watch-4-voiceover-screens-1

 

Click here to learn more about the accessibility features of the Patient is in and why the app supports blind therapists.

 

A video of the Patient is in app for Apple Watch

The following video shows the Patient is in in action on Apple Watch:

 

Siri integration for a voice interface

The Patient is in apps are integrated with Siri on both the iPhone and Apple Watch to provide a voice interface for messaging.

Conversations with the charge nurse using Siri on the iPhone: “Hey Siri, read my Patient messages” allows the doctor to hear her patient assignments and “Hey Siri, send a Patient message saying I’ll go to Therapy Room 2 in 10 minutes” allows the doctor to respond to assignments from either her Apple Watch or iPhone with an estimated time of arrival. Notice of assignment completion is supported from both the Apple Watch and iPhone with “Hey Siri, send a Patient message saying I’ve completed my assignment in Recovery Room 2”.

All of these statements are processed by the Patient is in natural language processing (NLP) engine fixing homophones (“Exam Room 2″ vsexam room to” vsexam room too” vsexam room two”) and other linguistic and transcription impediments to create a structured message upon which the charge nurse’s iPad app can visually display and drive real world processes such as cleaning the room so that the next patient’s wait time is significantly reduced.

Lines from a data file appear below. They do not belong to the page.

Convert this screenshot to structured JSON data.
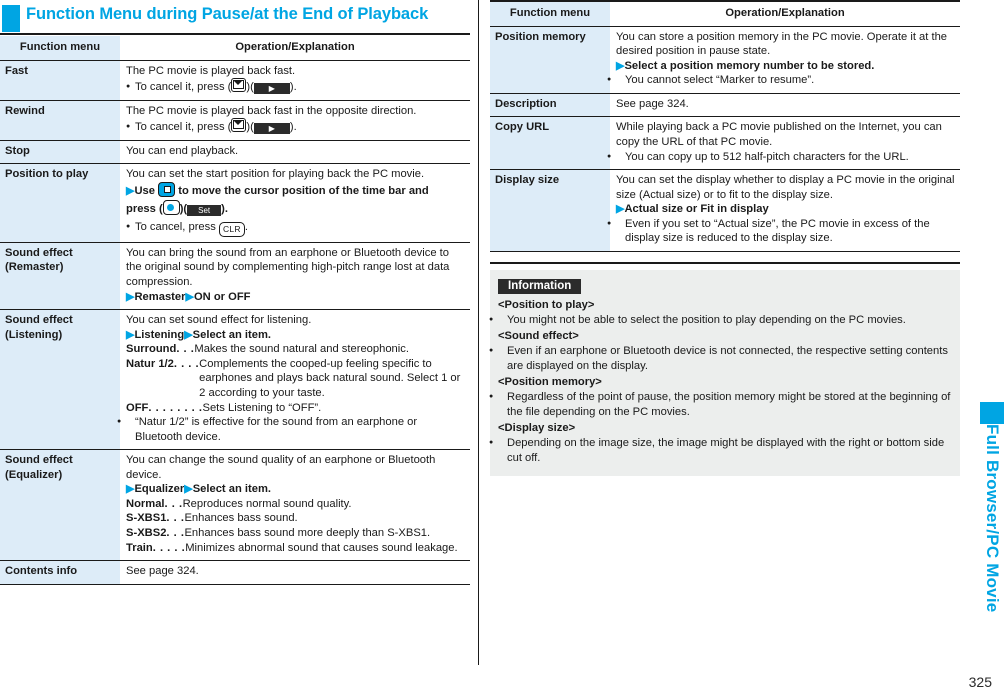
{
  "section": {
    "title": "Function Menu during Pause/at the End of Playback",
    "accent_color": "#00a5e3"
  },
  "table_headers": {
    "function_menu": "Function menu",
    "operation": "Operation/Explanation"
  },
  "left_table": {
    "rows": [
      {
        "menu": "Fast",
        "line1": "The PC movie is played back fast.",
        "bullet1_pre": "To cancel it, press",
        "bullet1_post": ").",
        "key_mail": "mail-key",
        "softkey": "play-softkey"
      },
      {
        "menu": "Rewind",
        "line1": "The PC movie is played back fast in the opposite direction.",
        "bullet1_pre": "To cancel it, press",
        "bullet1_post": ").",
        "key_mail": "mail-key",
        "softkey": "play-softkey"
      },
      {
        "menu": "Stop",
        "line1": "You can end playback."
      },
      {
        "menu": "Position to play",
        "line1": "You can set the start position for playing back the PC movie.",
        "step_a1": "Use",
        "step_a2": "to move the cursor position of the time bar and",
        "step_a3": "press",
        "softkey_set": "Set",
        "step_a4": ").",
        "bullet_pre": "To cancel, press",
        "key_clr": "CLR",
        "bullet_post": "."
      },
      {
        "menu": "Sound effect\n(Remaster)",
        "menu_l1": "Sound effect",
        "menu_l2": "(Remaster)",
        "para": "You can bring the sound from an earphone or Bluetooth device to the original sound by complementing high-pitch range lost at data compression.",
        "step1": "Remaster",
        "step2": "ON or OFF"
      },
      {
        "menu_l1": "Sound effect",
        "menu_l2": "(Listening)",
        "para": "You can set sound effect for listening.",
        "step1": "Listening",
        "step2": "Select an item.",
        "defs": [
          {
            "term": "Surround",
            "dots": " . . .",
            "def": "Makes the sound natural and stereophonic."
          },
          {
            "term": "Natur 1/2",
            "dots": " . . . .",
            "def": "Complements the cooped-up feeling specific to earphones and plays back natural sound. Select 1 or 2 according to your taste."
          },
          {
            "term": "OFF",
            "dots": " . . . . . . . .",
            "def": "Sets Listening to “OFF”."
          }
        ],
        "bullet": "“Natur 1/2” is effective for the sound from an earphone or Bluetooth device."
      },
      {
        "menu_l1": "Sound effect",
        "menu_l2": "(Equalizer)",
        "para": "You can change the sound quality of an earphone or Bluetooth device.",
        "step1": "Equalizer",
        "step2": "Select an item.",
        "defs": [
          {
            "term": "Normal",
            "dots": " . . .",
            "def": "Reproduces normal sound quality."
          },
          {
            "term": "S-XBS1",
            "dots": " . . .",
            "def": "Enhances bass sound."
          },
          {
            "term": "S-XBS2",
            "dots": " . . .",
            "def": "Enhances bass sound more deeply than S-XBS1."
          },
          {
            "term": "Train",
            "dots": " . . . . .",
            "def": "Minimizes abnormal sound that causes sound leakage."
          }
        ]
      },
      {
        "menu": "Contents info",
        "line1": "See page 324."
      }
    ]
  },
  "right_table": {
    "rows": [
      {
        "menu": "Position memory",
        "para": "You can store a position memory in the PC movie. Operate it at the desired position in pause state.",
        "step1": "Select a position memory number to be stored.",
        "bullet": "You cannot select “Marker to resume”."
      },
      {
        "menu": "Description",
        "para": "See page 324."
      },
      {
        "menu": "Copy URL",
        "para": "While playing back a PC movie published on the Internet, you can copy the URL of that PC movie.",
        "bullet": "You can copy up to 512 half-pitch characters for the URL."
      },
      {
        "menu": "Display size",
        "para": "You can set the display whether to display a PC movie in the original size (Actual size) or to fit to the display size.",
        "step1": "Actual size or Fit in display",
        "bullet": "Even if you set to “Actual size”, the PC movie in excess of the display size is reduced to the display size."
      }
    ]
  },
  "information": {
    "header": "Information",
    "entries": [
      {
        "sub": "<Position to play>",
        "bullets": [
          "You might not be able to select the position to play depending on the PC movies."
        ]
      },
      {
        "sub": "<Sound effect>",
        "bullets": [
          "Even if an earphone or Bluetooth device is not connected, the respective setting contents are displayed on the display."
        ]
      },
      {
        "sub": "<Position memory>",
        "bullets": [
          "Regardless of the point of pause, the position memory might be stored at the beginning of the file depending on the PC movies."
        ]
      },
      {
        "sub": "<Display size>",
        "bullets": [
          "Depending on the image size, the image might be displayed with the right or bottom side cut off."
        ]
      }
    ]
  },
  "edge": {
    "chapter_label": "Full Browser/PC Movie",
    "color": "#00a5e3"
  },
  "page_number": "325"
}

For a truly hands-free experience on the iPhone, the doctor needs only to use AirPods or another bluetooth headset and use the phrase “Read my Patient messages” after activating Siri either with a double tap on either AirPod or with the “Hey Siri” trigger phrase.

And then the doctor may respond to the assignment using the phrases: “Hey Siri, send a Patient message…” as seen in these Apple Watch screen shot:

watch-siri-both-3-case

and on the iPhone as seen in this screen shot we see the natural language processing (NLP) engine of the Patient is in fixing homophones (“Exam Room 2″ was transcribed by Siri as exam room to” ) and other linguistic and transcription impediments to understand the doctor’s intent:

iphone-siri-done-3-bezel

To ensure the best experience, the internal NLP engine used in the Patient is in apps has been optimized for Siri in a medical environment.

The following are some sample phrases which the doctor may use with Siri on both the iPhone, Apple Watch, and HomePod:

  • Send a Patient message saying I’ll go to Exam Room 1 in 15 minutes
  • Send a Patient message saying I’ve completed my assignment in Recovery Room 2
  • Send a Patient message saying I cannot go to Exam Room 2

Exclusive to the iPhone and HomePod, the doctor may ask Siri the following:

  • Read my Patient messages
  • What are my messages on Patient?

Understanding the AI integration with Siri

Click below to learn more about the technology powering the integration with Siri:

Videos of using Siri with the Patient is in app

In the following HomePod video, a group of anesthesiologists use Siri to respond to patient assignments:

In the following iPhone video, the doctor uses Siri to listen to her patient assignments: